A team of health professionals will work with you and your child to develop a treatment plan. Common treatments include:
- Assistive devices
- Physical, occupational, recreational, and speech therapy
Can cerebral palsy (CP) be prevented?
You cannot prevent the genetic problems that can cause CP. But it may be possible to manage or avoid some of the risk factors for CP. For example, making sure that pregnant women have been vaccinated could prevent certain infections that can cause CP in unborn babies.
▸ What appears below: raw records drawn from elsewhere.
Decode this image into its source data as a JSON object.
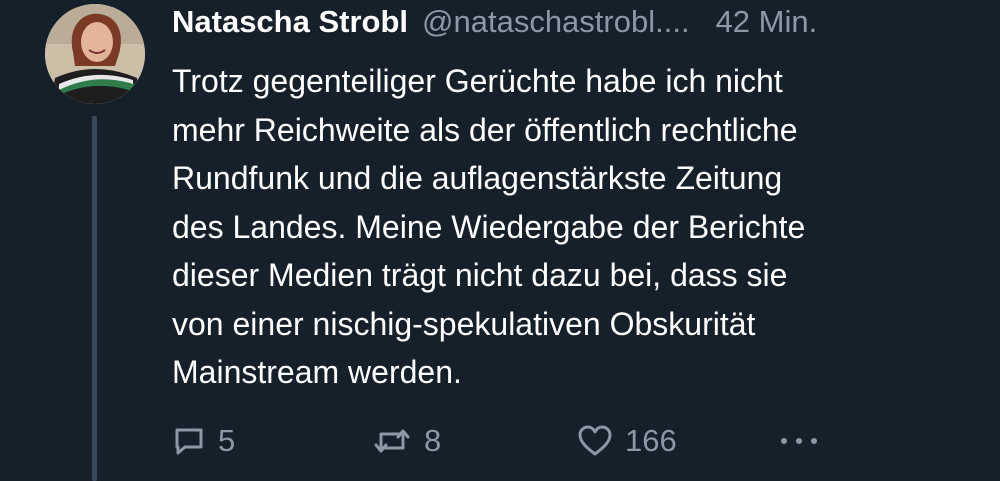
{
  "author": {
    "name": "Natascha Strobl",
    "handle": "@nataschastrobl....",
    "time": "42 Min."
  },
  "tweet_lines": [
    "Trotz gegenteiliger Gerüchte habe ich nicht",
    "mehr Reichweite als der öffentlich rechtliche",
    "Rundfunk und die auflagenstärkste Zeitung",
    "des Landes. Meine Wiedergabe der Berichte",
    "dieser Medien trägt nicht dazu bei, dass sie",
    "von einer nischig-spekulativen Obskurität",
    "Mainstream werden."
  ],
  "actions": {
    "replies": "5",
    "retweets": "8",
    "likes": "166"
  },
  "icons": {
    "reply": "reply-icon",
    "retweet": "retweet-icon",
    "like": "heart-icon",
    "more": "more-icon"
  },
  "colors": {
    "background": "#15202b",
    "text": "#ffffff",
    "secondary": "#8b98a5"
  }
}
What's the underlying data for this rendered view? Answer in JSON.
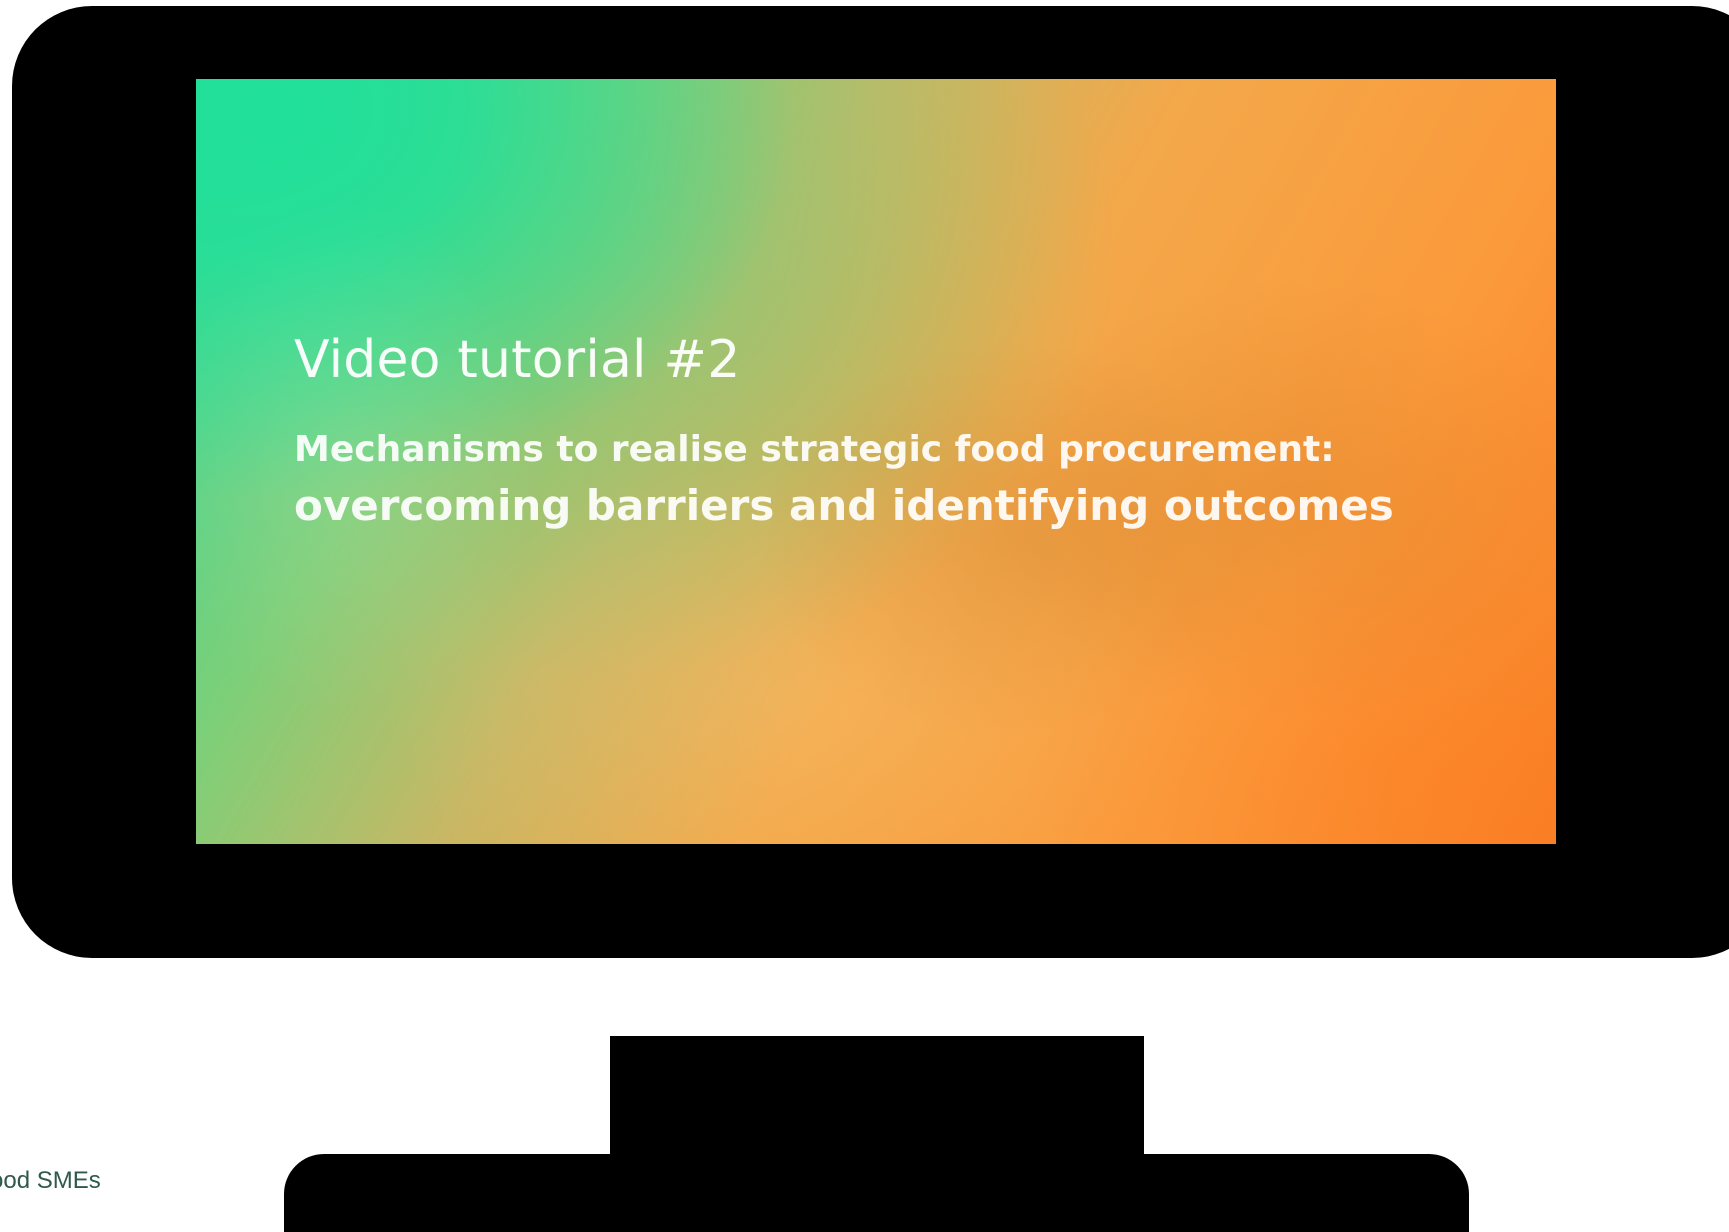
{
  "screen": {
    "title": "Video tutorial #2",
    "subtitle_line1": "Mechanisms to realise strategic food procurement:",
    "subtitle_line2": "overcoming barriers and identifying outcomes"
  },
  "footer": {
    "caption": "ood SMEs"
  },
  "colors": {
    "bezel": "#000000",
    "screen_start": "#2fd99a",
    "screen_end": "#fa7f25",
    "caption_text": "#2f5a4a"
  },
  "icons": {
    "monitor": "monitor-icon"
  }
}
Using cars seats for infants and toddlers could prevent head injuries, which can be a cause of CP.
Centers for Disease Control and Prevention
- 11 Things to Know about Cerebral Palsy (Centers for Disease Control and Prevention)
- Cerebral Palsy (Centers for Disease Control and Prevention)
- Cerebral Palsy (National Institute of Neurological Disorders and Stroke) - Short Summary
- Cerebral Palsy: Hope through Research (National Institute of Neurological Disorders and Stroke)
Treatments and Therapies
- Botulinum Toxin Injections: A Treatment for Muscle Spasms (American Academy of Family Physicians) Also in Spanish
- ClinicalTrials.gov: Cerebral Palsy (National Institutes of Health)
Journal Articles References and abstracts from MEDLINE/PubMed (National Library of Medicine)
- Article: Efficacy of a Hip Brace for Hip Displacement in Children With...
- Article: Effectiveness of virtual reality on functional mobility during treadmill training in...
- Article: Effects of intermittent aerobic training on exercise capacity, pulmonary functions, and...
- Cerebral Palsy -- see more articles
Find an Expert
- Caring for Your Child with Cerebral Palsy (CP): Ages 6-12 (Nemours Foundation) Also in Spanish
- Caring for Your Child with CP: Birth to Age 5 (Nemours Foundation) Also in Spanish
- Cerebral Palsy (For Parents) (Nemours Foundation) Also in Spanish
- Dietary Needs for Kids With Cerebral Palsy (Nemours Foundation) Also in Spanish
- Cerebral Palsy Checklist: Teens & Young Adult (13 to 21) (Nemours Foundation) Also in Spanish